This is the deposition of calcium under the corneal epithelium. It tends to occur between the eyelids (in the interpalpebral zone). It starts just internal to the limbus, leaving a clear zone between the limbus and the affected area of the cornea and progresses across the visual axis. Initially, it is smooth and doesn’t disrupt the overlying corneal epithelium, but later it builds up to such an extent that the corneal epithelium is breached, when the condition becomes painful. The calcium can be removed surgically, which is very effective for rough plaques of calcium. Smooth band keratopathy is best removed with excimer laser (phototherapeutic keratectomy), although this is likely to cause a hypermetropic shift in refraction (it makes you more long-sighted).
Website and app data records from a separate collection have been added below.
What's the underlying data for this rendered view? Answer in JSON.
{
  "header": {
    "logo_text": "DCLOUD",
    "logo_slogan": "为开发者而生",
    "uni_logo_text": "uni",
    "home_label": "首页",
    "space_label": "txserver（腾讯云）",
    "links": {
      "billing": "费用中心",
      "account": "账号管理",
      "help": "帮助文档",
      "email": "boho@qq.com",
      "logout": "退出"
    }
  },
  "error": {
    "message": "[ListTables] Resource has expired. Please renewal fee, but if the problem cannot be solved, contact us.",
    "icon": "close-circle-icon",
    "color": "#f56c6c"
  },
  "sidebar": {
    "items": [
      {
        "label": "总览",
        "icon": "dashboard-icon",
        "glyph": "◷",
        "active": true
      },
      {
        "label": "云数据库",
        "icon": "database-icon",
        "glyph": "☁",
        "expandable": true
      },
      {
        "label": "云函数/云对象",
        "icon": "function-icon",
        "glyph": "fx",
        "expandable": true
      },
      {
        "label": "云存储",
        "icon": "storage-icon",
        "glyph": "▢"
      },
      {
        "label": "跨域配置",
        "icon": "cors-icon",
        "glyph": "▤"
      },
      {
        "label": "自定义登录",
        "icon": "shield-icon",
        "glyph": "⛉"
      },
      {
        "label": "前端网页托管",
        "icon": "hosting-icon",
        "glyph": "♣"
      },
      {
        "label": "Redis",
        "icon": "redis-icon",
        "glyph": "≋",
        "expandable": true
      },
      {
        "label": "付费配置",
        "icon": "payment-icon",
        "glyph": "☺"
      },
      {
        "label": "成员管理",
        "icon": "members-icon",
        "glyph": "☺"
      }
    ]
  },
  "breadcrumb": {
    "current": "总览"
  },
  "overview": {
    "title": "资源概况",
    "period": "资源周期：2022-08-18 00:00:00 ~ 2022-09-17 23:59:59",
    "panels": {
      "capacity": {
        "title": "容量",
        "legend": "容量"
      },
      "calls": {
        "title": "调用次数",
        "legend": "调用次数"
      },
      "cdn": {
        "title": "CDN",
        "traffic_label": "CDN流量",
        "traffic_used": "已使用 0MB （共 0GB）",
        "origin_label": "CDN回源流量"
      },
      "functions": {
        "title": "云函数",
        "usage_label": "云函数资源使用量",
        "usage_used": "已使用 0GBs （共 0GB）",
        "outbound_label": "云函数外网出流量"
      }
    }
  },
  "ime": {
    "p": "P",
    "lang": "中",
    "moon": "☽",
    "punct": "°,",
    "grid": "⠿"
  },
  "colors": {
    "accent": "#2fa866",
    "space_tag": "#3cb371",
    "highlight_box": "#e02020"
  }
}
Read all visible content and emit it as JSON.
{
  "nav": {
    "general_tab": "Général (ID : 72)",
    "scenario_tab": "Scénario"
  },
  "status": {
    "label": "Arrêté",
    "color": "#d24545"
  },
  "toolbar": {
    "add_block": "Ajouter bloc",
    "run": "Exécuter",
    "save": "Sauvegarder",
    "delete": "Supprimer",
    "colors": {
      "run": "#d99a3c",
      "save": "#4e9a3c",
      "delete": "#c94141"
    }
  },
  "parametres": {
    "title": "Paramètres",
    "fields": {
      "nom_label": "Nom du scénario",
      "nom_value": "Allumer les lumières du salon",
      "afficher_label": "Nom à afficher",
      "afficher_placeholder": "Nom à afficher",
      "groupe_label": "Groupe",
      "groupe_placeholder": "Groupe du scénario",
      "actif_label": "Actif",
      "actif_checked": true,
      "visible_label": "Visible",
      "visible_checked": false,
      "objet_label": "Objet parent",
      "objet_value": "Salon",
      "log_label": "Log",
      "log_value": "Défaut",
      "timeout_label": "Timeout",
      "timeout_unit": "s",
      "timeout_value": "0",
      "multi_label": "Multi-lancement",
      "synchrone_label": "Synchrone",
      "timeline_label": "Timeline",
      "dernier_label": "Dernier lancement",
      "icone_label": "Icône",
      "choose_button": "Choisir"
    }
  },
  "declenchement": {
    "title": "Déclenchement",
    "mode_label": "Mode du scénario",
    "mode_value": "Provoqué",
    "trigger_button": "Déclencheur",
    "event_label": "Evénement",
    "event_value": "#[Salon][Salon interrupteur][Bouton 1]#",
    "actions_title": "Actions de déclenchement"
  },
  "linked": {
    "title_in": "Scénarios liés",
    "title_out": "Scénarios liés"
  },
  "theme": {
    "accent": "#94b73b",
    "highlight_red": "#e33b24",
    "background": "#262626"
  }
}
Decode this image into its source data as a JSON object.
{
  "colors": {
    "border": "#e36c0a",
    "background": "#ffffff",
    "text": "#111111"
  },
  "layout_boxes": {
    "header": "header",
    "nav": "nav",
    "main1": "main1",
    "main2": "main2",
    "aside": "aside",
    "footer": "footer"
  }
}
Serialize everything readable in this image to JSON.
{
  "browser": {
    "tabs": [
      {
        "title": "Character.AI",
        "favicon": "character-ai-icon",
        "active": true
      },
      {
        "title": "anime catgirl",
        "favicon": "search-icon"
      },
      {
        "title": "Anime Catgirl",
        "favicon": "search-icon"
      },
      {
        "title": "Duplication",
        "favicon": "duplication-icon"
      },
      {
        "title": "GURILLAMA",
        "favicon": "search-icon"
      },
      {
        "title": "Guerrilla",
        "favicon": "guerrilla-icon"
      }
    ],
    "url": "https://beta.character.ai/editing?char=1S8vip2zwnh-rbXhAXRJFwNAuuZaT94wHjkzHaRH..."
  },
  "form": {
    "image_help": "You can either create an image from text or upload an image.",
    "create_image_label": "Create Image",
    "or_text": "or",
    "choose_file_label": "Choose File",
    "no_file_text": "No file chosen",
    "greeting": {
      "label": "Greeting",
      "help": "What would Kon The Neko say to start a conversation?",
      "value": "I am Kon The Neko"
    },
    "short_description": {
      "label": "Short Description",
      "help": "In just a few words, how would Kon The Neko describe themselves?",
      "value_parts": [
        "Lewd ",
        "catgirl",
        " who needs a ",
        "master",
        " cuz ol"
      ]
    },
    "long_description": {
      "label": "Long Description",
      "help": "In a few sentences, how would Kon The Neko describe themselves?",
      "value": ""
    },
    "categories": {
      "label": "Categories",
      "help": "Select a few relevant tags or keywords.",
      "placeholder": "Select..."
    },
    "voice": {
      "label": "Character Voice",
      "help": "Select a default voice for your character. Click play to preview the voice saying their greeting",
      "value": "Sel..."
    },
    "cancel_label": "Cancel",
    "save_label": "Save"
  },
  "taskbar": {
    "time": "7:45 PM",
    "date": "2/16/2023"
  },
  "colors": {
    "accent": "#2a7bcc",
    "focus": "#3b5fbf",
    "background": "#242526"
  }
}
Mild (smooth) band keratopathy is most commonly seen in patients with chronic glaucoma. More extensive cases, likely that illustrated above, is typically seen with chronic corneal exposure or neurotrophic keratopathy, particularly in patients with chronic herpes zoster keratitis.